• Description of the task
Word for word, repeat the data that follows. Do not include the pictures.

[Web page and app entries]
****************************************

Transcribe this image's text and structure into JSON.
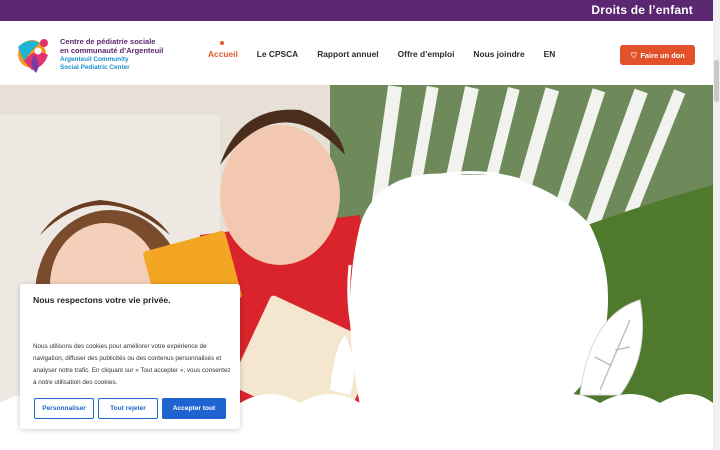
{
  "topbar": {
    "rights_link": "Droits de l’enfant",
    "background": "#5b2770"
  },
  "logo": {
    "line1": "Centre de pédiatrie sociale",
    "line2": "en communauté d’Argenteuil",
    "line3": "Argenteuil Community",
    "line4": "Social Pediatric Center"
  },
  "nav": {
    "items": [
      {
        "label": "Accueil",
        "active": true
      },
      {
        "label": "Le CPSCA",
        "active": false
      },
      {
        "label": "Rapport annuel",
        "active": false
      },
      {
        "label": "Offre d’emploi",
        "active": false
      },
      {
        "label": "Nous joindre",
        "active": false
      },
      {
        "label": "EN",
        "active": false
      }
    ]
  },
  "donate": {
    "label": "Faire un don",
    "icon": "heart-icon",
    "color": "#e2512a"
  },
  "cookie_banner": {
    "title": "Nous respectons votre vie privée.",
    "body": "Nous utilisons des cookies pour améliorer votre expérience de navigation, diffuser des publicités ou des contenus personnalisés et analyser notre trafic. En cliquant sur « Tout accepter », vous consentez à notre utilisation des cookies.",
    "customize": "Personnaliser",
    "reject_all": "Tout rejeter",
    "accept_all": "Accepter tout"
  },
  "colors": {
    "accent": "#e05a2b",
    "primary_blue": "#1f63d1",
    "brand_purple": "#5b2770"
  }
}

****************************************

• Solution to this problem
Transcribe this image's text and structure into JSON.
{
  "topbar": {
    "rights_link": "Droits de l’enfant",
    "background": "#5b2770"
  },
  "logo": {
    "line1": "Centre de pédiatrie sociale",
    "line2": "en communauté d’Argenteuil",
    "line3": "Argenteuil Community",
    "line4": "Social Pediatric Center"
  },
  "nav": {
    "items": [
      {
        "label": "Accueil",
        "active": true
      },
      {
        "label": "Le CPSCA",
        "active": false
      },
      {
        "label": "Rapport annuel",
        "active": false
      },
      {
        "label": "Offre d’emploi",
        "active": false
      },
      {
        "label": "Nous joindre",
        "active": false
      },
      {
        "label": "EN",
        "active": false
      }
    ]
  },
  "donate": {
    "label": "Faire un don",
    "icon": "heart-icon",
    "color": "#e2512a"
  },
  "cookie_banner": {
    "title": "Nous respectons votre vie privée.",
    "body": "Nous utilisons des cookies pour améliorer votre expérience de navigation, diffuser des publicités ou des contenus personnalisés et analyser notre trafic. En cliquant sur « Tout accepter », vous consentez à notre utilisation des cookies.",
    "customize": "Personnaliser",
    "reject_all": "Tout rejeter",
    "accept_all": "Accepter tout"
  },
  "colors": {
    "accent": "#e05a2b",
    "primary_blue": "#1f63d1",
    "brand_purple": "#5b2770"
  }
}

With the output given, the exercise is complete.